Almost a week does not go by that we don’t read about a hit and run car accident in the news. Just last week, Bellevue police recommended felony charges for a Bellevue woman who was suspected of striking a pedestrian on Coal Creek Drive and then driving off.
It seems like in the past, if a driver bumped another car in a parking lot, they would leave a note with insurance and contact information on the windshield. It appears as this is more a rarity these days.
In some cities such as Los Angeles, up to 50% of all collisions are hit and run. According to the National Highway Traffic Safety Administration, fatal hit and run crashes have increased from 1,274 in 2009 to 1,449 in 2011. Hit and run accidents involving fatalities are on the rise. The AAA Foundation for Traffic Safety found that 20% of all pedestrian fatalities involved hit and run.
According to AAA estimates, 1,5000 people are killed in every year as a result of hit and run accidents and nearly 11% of all motor vehicle accidents are hit and run.
For the victims and their families of hit and run accidents, a hit and run complicates their recovery of damages. Fortunately, in many cases, police are able to track down the hit and run driver with the help of witnesses or the hit and run driver turns themselves in.
Why do drivers leave an accident scene?
Drivers who have been caught for hit and run provide some of the following reasons for their behavior:
- The driver was under the influence of alcohol or drugs and did not want to face a DUI.
- The driver did not have a valid driver’s license.
- The driver was uninsured.
- The driver had a criminal warrant.
- The driver was at fault and did not want to accept responsibility.
Hit and run drivers face criminal and civil penalties for hit and run
Regardless of whether the hit and run was on a highway, public road or in a parking lot, leaving the scene of an accident can result in criminal penalties. If one leaves the scene of an accident in which a person is injured, penalties can include a felony conviction, fine and even prison.
In addition to criminal penalties, victims of hit and run, can file a civil lawsuit against the hit and run driver. In some cases, damages awarded to the plaintiff will be increased to punish the defendant.
Washington state hit and run laws

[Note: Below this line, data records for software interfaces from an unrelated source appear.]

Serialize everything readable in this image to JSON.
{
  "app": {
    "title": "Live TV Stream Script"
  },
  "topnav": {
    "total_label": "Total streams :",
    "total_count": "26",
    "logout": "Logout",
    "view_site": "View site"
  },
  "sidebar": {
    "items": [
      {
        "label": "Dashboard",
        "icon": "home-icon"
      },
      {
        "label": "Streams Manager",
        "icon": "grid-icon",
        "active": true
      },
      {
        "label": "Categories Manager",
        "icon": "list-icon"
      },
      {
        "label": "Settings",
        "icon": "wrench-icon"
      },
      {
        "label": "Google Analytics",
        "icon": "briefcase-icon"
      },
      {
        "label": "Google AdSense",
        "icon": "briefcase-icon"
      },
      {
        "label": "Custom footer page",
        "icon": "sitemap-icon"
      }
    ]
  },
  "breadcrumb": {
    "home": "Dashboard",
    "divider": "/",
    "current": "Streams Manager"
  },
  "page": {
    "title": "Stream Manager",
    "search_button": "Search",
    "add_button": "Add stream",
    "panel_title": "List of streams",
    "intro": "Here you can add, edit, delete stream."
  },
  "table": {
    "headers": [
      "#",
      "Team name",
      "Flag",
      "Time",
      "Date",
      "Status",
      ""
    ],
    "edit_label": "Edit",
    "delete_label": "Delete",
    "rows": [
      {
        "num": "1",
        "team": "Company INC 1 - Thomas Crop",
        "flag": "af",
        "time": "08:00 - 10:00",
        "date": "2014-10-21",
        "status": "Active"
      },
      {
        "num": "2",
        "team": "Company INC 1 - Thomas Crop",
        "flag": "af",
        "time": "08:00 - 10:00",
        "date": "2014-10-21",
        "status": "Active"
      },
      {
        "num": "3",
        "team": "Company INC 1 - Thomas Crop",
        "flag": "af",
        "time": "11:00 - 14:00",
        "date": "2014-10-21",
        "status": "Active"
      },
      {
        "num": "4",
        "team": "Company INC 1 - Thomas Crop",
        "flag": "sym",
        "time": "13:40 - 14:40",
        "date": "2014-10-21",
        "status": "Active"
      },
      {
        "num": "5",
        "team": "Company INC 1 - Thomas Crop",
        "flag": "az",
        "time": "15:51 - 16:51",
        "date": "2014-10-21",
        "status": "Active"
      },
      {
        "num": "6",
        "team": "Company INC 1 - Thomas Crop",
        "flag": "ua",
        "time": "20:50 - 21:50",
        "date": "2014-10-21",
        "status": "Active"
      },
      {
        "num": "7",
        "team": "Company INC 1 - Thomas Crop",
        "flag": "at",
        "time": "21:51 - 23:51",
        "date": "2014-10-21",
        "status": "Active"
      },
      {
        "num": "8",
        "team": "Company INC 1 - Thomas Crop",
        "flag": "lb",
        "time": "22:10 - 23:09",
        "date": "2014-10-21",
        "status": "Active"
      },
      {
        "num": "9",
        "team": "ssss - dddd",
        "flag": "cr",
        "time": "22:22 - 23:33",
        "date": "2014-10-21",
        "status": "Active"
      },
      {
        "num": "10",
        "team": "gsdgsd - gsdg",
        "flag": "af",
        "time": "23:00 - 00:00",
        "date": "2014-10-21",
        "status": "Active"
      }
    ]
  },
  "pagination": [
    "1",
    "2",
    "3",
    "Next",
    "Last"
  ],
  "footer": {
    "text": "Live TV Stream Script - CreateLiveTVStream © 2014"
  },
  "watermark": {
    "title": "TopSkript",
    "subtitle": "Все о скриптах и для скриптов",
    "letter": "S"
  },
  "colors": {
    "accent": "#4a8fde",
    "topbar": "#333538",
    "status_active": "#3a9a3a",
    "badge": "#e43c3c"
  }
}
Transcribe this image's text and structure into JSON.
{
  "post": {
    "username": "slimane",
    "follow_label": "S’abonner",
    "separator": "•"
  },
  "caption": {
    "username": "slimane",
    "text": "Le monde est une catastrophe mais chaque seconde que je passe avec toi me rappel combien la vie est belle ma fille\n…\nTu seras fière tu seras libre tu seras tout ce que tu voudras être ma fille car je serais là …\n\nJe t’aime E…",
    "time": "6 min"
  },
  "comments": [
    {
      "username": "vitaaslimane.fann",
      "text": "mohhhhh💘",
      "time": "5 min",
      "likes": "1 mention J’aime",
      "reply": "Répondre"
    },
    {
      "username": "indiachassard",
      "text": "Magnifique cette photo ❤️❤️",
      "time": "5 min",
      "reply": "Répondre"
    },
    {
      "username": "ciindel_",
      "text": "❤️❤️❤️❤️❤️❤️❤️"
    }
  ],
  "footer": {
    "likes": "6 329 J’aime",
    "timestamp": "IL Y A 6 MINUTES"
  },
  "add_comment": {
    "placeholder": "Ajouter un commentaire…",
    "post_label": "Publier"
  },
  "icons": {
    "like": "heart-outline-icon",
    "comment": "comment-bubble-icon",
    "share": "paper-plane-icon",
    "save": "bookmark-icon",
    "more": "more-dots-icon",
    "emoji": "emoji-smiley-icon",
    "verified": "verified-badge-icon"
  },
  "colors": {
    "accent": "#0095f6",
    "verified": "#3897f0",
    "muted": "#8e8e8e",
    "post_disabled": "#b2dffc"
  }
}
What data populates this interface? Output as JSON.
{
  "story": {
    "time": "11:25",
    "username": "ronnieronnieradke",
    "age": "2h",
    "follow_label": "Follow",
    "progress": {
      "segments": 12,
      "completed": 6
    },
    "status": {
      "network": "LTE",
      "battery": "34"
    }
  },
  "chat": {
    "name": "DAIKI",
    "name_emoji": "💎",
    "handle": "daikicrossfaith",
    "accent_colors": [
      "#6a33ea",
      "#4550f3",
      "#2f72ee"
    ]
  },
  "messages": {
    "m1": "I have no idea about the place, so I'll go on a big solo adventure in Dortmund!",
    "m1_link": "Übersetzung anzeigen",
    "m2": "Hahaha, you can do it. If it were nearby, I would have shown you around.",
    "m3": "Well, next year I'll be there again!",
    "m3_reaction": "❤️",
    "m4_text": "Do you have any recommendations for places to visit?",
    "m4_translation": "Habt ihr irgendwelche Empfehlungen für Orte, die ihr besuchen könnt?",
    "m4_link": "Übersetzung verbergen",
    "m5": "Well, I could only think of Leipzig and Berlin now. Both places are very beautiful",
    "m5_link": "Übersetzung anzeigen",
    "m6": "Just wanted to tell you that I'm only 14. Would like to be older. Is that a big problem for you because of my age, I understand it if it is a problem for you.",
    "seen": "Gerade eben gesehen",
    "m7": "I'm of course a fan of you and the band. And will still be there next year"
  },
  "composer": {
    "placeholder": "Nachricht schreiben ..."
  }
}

Washington vehicle code RCW 46.52.020 requires that drivers involved in a motor vehicle accident resulting in the death of injury to another person must stop and remain at the accident scene and provide reasonable assistance for caring for the injured person until medical aid arrives. Failure to provide aid in the case of injury can result in a class B felon with a maximum sentence of 10 years in prison and $20,000 fine or class C felony resulting in a maximum penalty of 5 years in prison and a $10,000 fine.
Legal Assistance Washington Hit and Run Victims
This information is provided by Seattle Car Accident Lawyer blog, a service of The Farber Law Group. We represent the victims of hit and run car accidents and the family of those who have been killed.